▶ _ACTIVITY_:
Each line of the records has to be copied exactly, though the pictures must be left out.

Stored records
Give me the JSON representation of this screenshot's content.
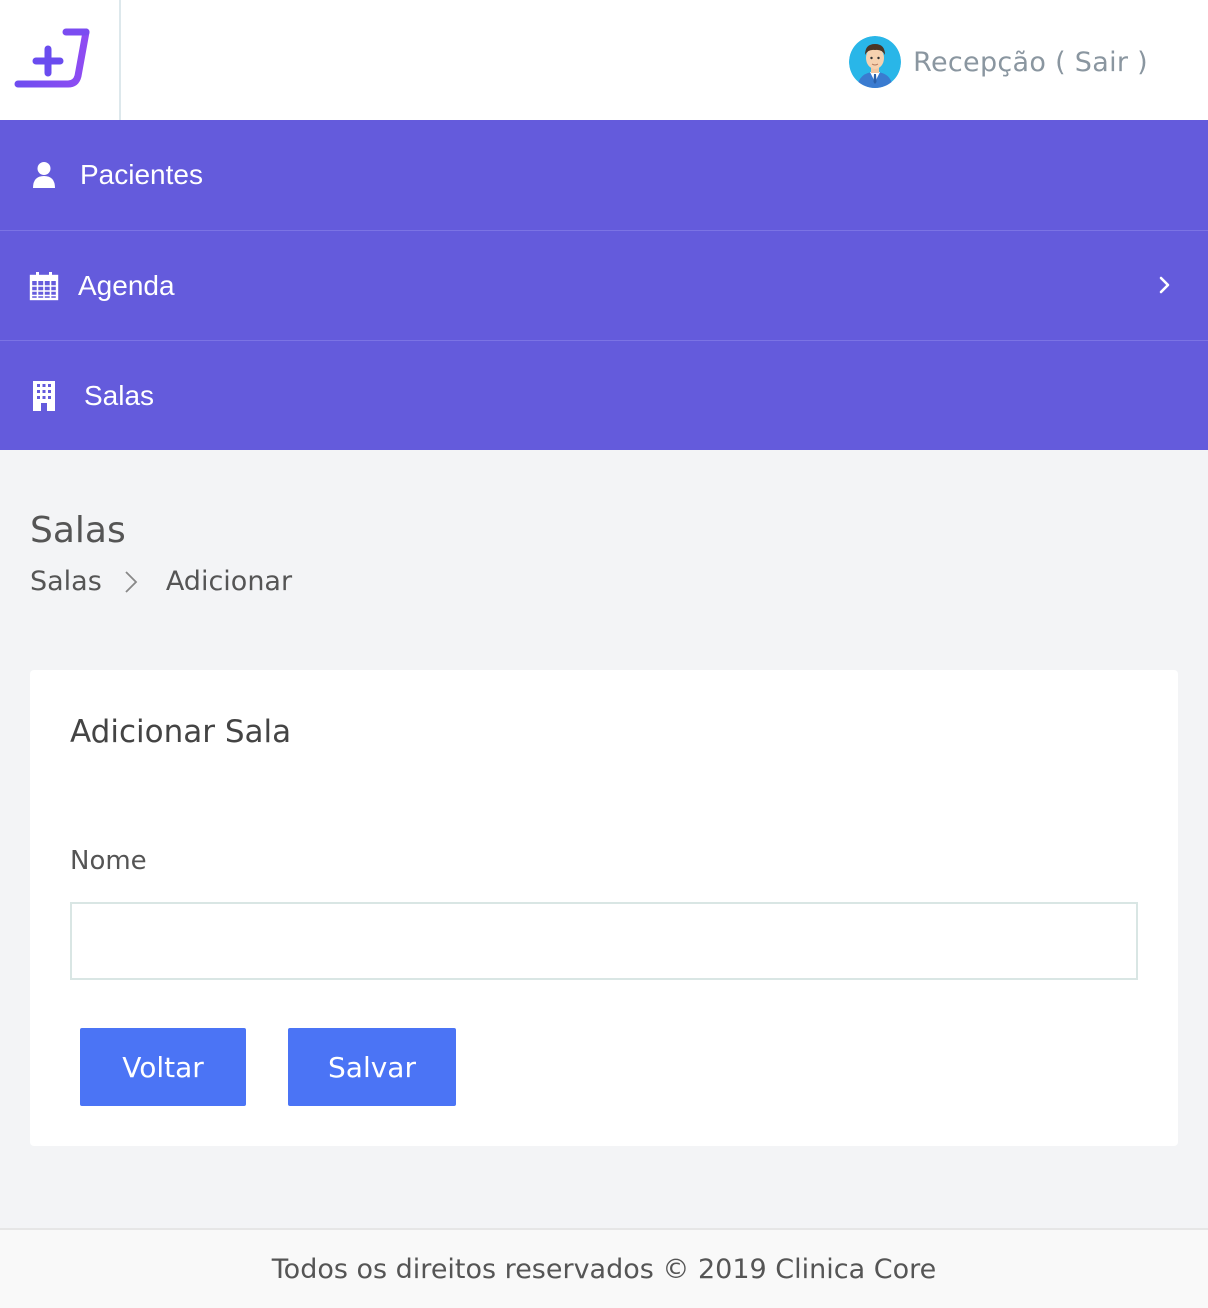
{
  "header": {
    "user_label": "Recepção ( Sair )",
    "logo_icon": "plus-bracket-logo",
    "avatar_icon": "user-avatar"
  },
  "nav": {
    "background": "#645bdc",
    "items": [
      {
        "label": "Pacientes",
        "icon": "user-icon"
      },
      {
        "label": "Agenda",
        "icon": "calendar-icon",
        "has_submenu": true
      },
      {
        "label": "Salas",
        "icon": "building-icon"
      }
    ]
  },
  "page": {
    "title": "Salas",
    "breadcrumb": [
      "Salas",
      "Adicionar"
    ]
  },
  "form": {
    "title": "Adicionar Sala",
    "name_label": "Nome",
    "name_value": "",
    "back_label": "Voltar",
    "save_label": "Salvar",
    "button_color": "#4b74f5"
  },
  "footer": {
    "text": "Todos os direitos reservados © 2019 Clinica Core"
  }
}
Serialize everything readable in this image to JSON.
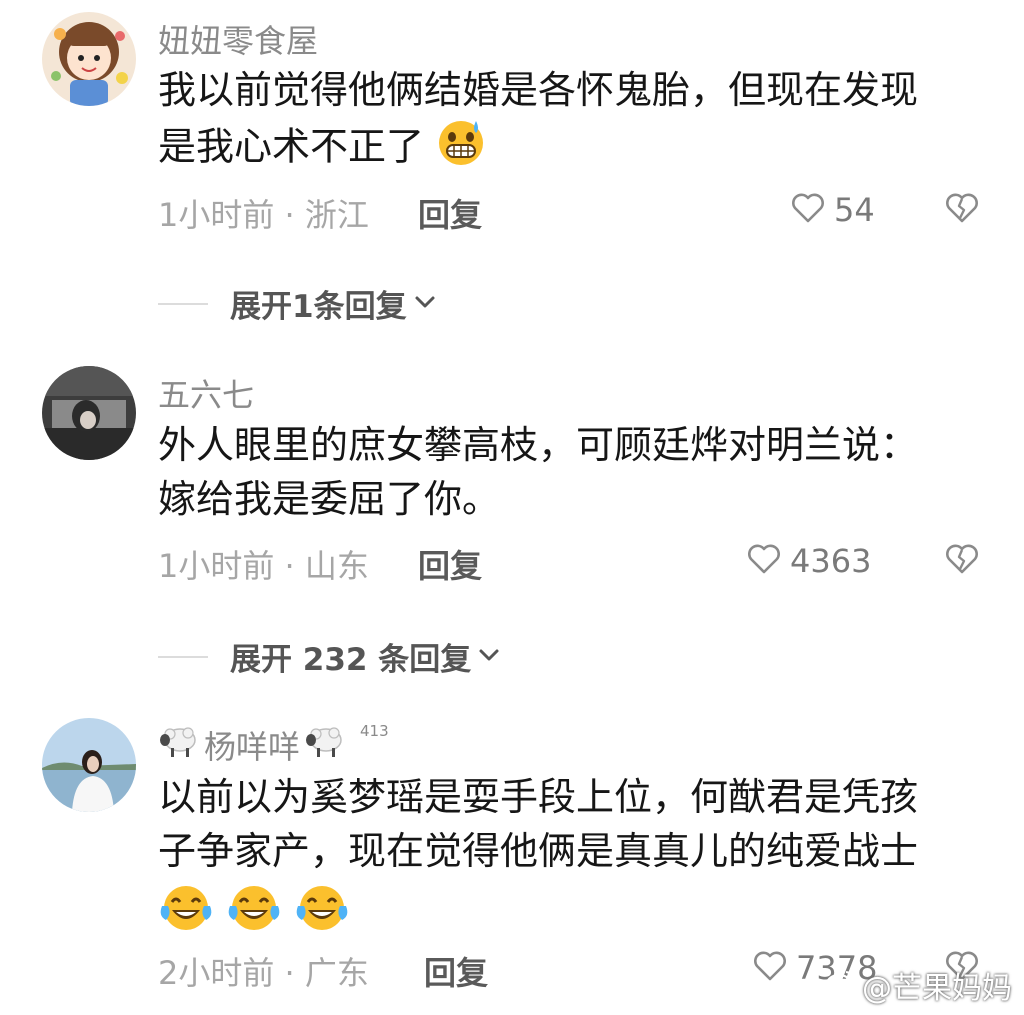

▶ _THE ANSWER_:
Give me the JSON representation of this screenshot's content.
{
  "header": {
    "user_label": "Recepção ( Sair )",
    "logo_icon": "plus-bracket-logo",
    "avatar_icon": "user-avatar"
  },
  "nav": {
    "background": "#645bdc",
    "items": [
      {
        "label": "Pacientes",
        "icon": "user-icon"
      },
      {
        "label": "Agenda",
        "icon": "calendar-icon",
        "has_submenu": true
      },
      {
        "label": "Salas",
        "icon": "building-icon"
      }
    ]
  },
  "page": {
    "title": "Salas",
    "breadcrumb": [
      "Salas",
      "Adicionar"
    ]
  },
  "form": {
    "title": "Adicionar Sala",
    "name_label": "Nome",
    "name_value": "",
    "back_label": "Voltar",
    "save_label": "Salvar",
    "button_color": "#4b74f5"
  },
  "footer": {
    "text": "Todos os direitos reservados © 2019 Clinica Core"
  }
}
Serialize everything readable in this image to JSON.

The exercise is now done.